There are also certain regional interests evident among Europeans. Scholars in the United Kingdom have had a large role in contextualizing the scrolls within the breadth of late Second Temple Judaism, and they have devoted significant attention to Jewish mysticism and scriptural interpretation in the scrolls. German scholarship has focused on developing research tools and investigating how the scrolls shed light on the origin of Christianity. Until the 1970s, Dutch scholars mainly concentrated their research on studying the Targum of Job and the manuscripts from Cave 11 since the publication rights for these documents were committed to the Royal Netherlands Academy. The Dutch have also been involved in advancing the publication of research on the scrolls by transforming Brill into a primary outlet for such research, launching new journals (e.g., DSD and JSJ), and founding the International Organization for Qumran Studies.

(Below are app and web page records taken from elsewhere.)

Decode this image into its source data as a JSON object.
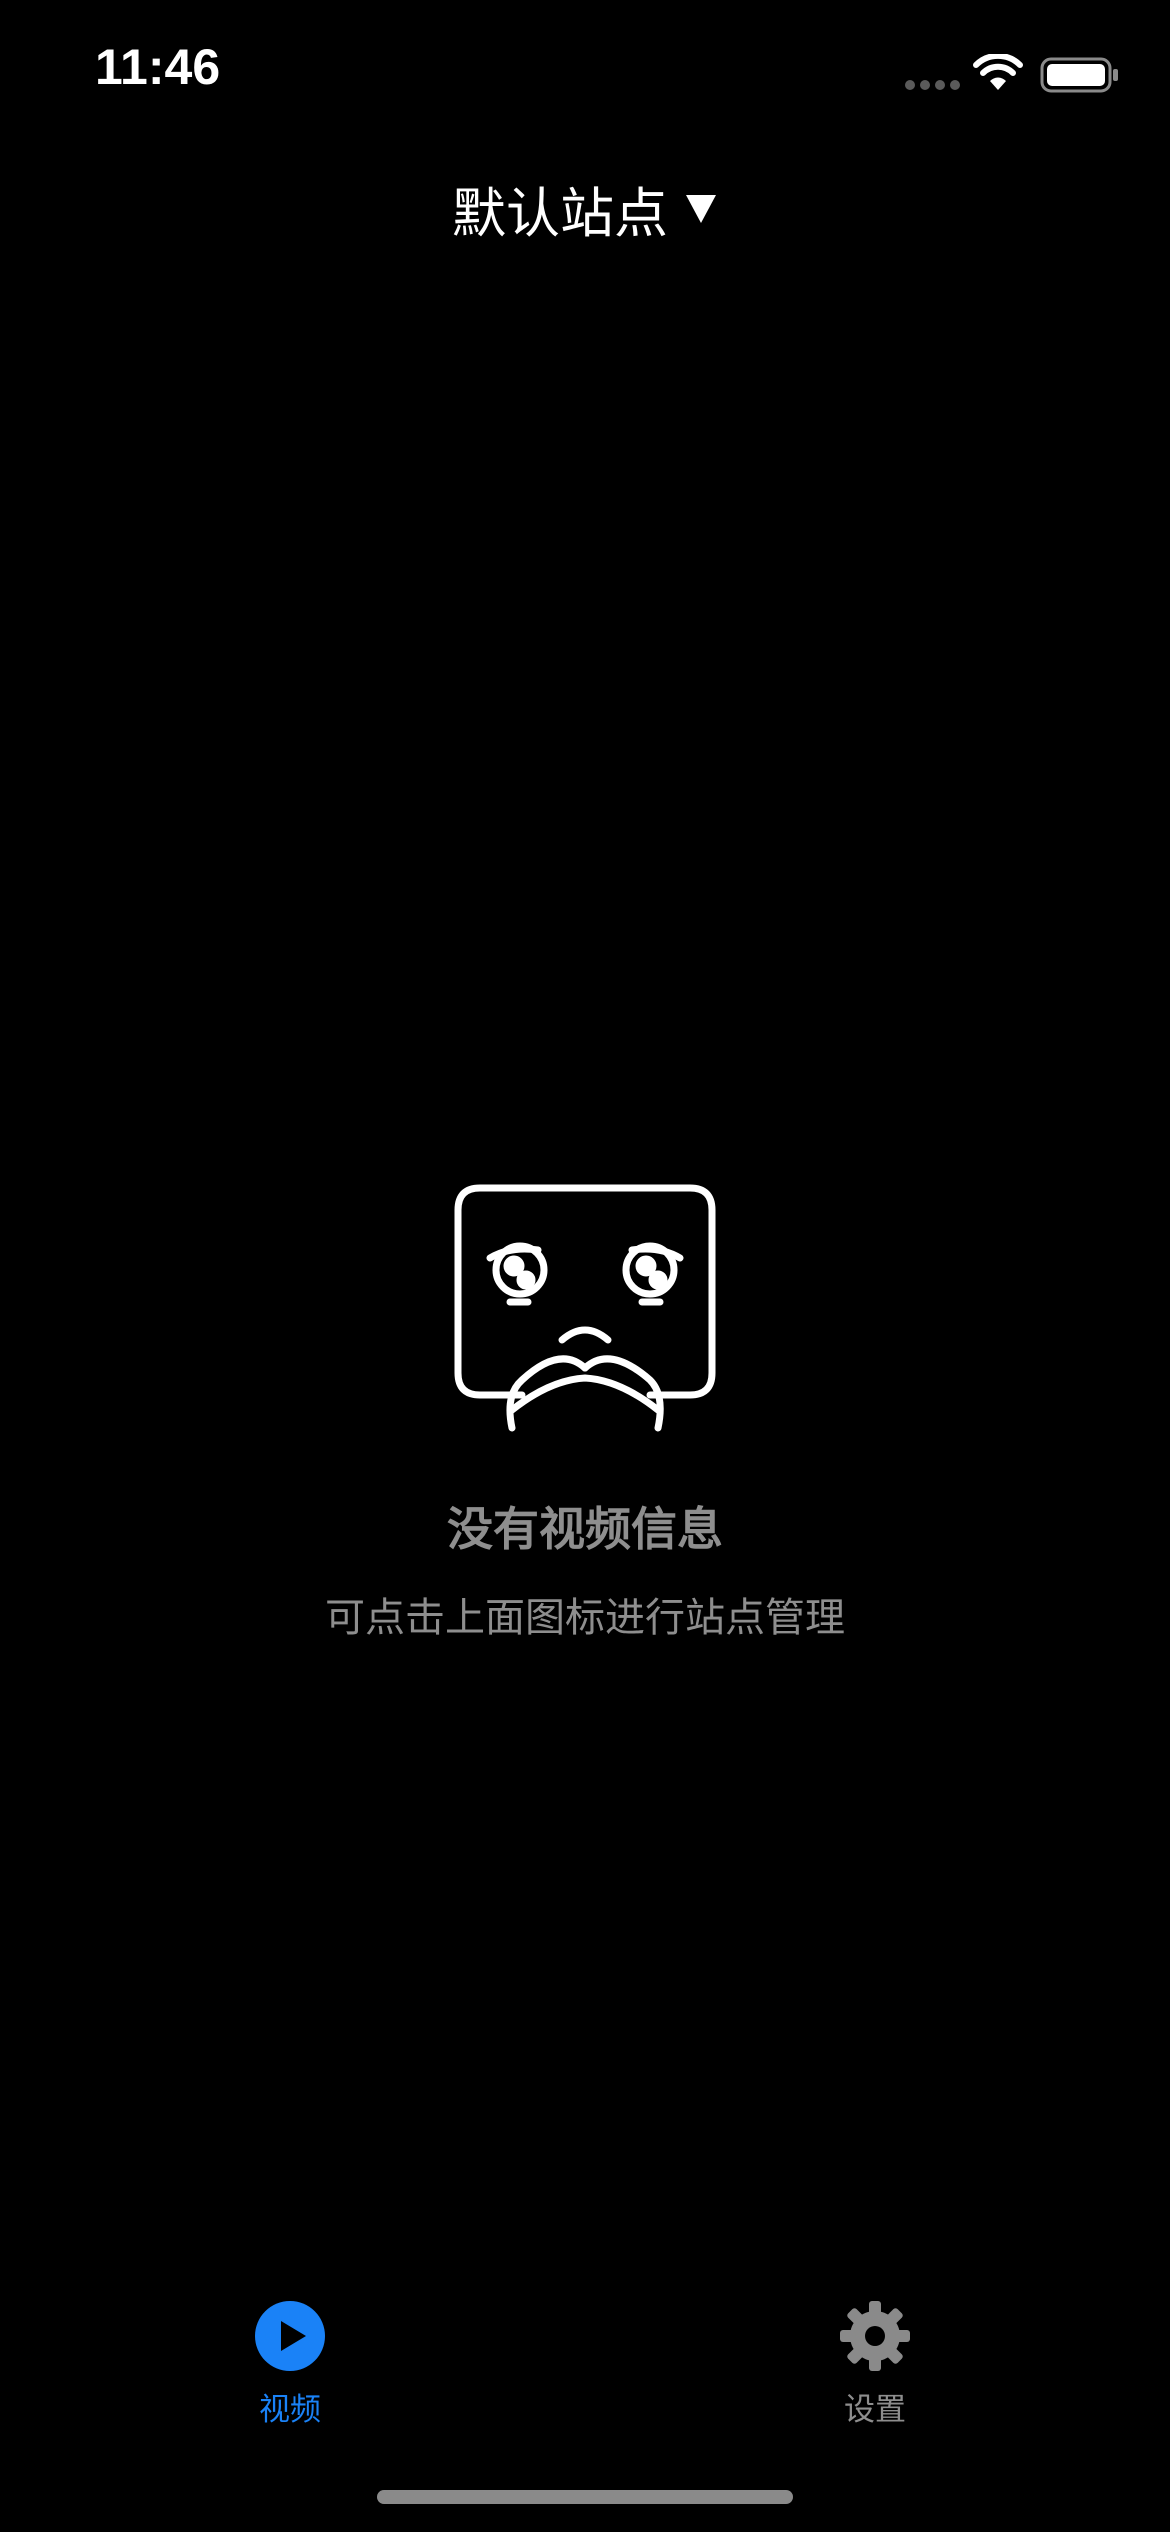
{
  "status_bar": {
    "time": "11:46"
  },
  "header": {
    "site_title": "默认站点",
    "dropdown_icon": "caret-down-icon"
  },
  "empty_state": {
    "icon": "sad-tv-icon",
    "title": "没有视频信息",
    "hint": "可点击上面图标进行站点管理"
  },
  "tab_bar": {
    "tabs": [
      {
        "label": "视频",
        "icon": "play-circle-icon",
        "selected": true
      },
      {
        "label": "设置",
        "icon": "gear-icon",
        "selected": false
      }
    ]
  },
  "colors": {
    "background": "#000000",
    "accent": "#1a82f7",
    "muted_text": "#8e8e8e",
    "primary_text": "#ffffff"
  }
}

The geographical organization of this book is not without its drawbacks. When scholars have moved from one country to another during their career, their biographical information is spread out over two or more essays. The organization is also problematic for readers who want to get a complete picture of the history of a particular subject. To do so, one has to read separate essays together. One should read Ulrich’s essay on biblical texts in combination with Tov’s. Crawford’s essay on rewritten Bible must be read together with Segal’s. Jassen’s essay on Jewish law needs to be read with Shemesh’s. Berstein and Koller’s essay on Hebrew and Aramaic has to be read with Fassberg’s. It would seem that these problems are simply a result of the editor’s attempt to combine histories of research, biographical sketches, and regional contributions all in one volume.
In spite of its deficiencies, The Dead Sea Scrolls in Scholarly Perspective accomplishes what it set out to do: it preserves the knowledge and memories of the second generation of scrolls scholars for posterity. This book will take its place with works like Weston Fields’ The Dead Sea Scrolls: A Full History as a resource for those who are interest in the history of scrolls scholarship. The book’s practical significance in the present will mostly be for the third generation of scholars. Each essay concludes with a brief discussion of directions for future research which will be of value for graduate students who are interested in the scrolls. This book will also allow those who are relatively new to the field to become acquainted with the major figures and their research. The Dead Sea Scrolls in Scholarly Perspective is a memorial to those who have gone before us, and it reminds us that we all stand on the shoulders of others.
RES 2014.05.08 Montgomery on Dimant The Dea Sea Scrolls.pdf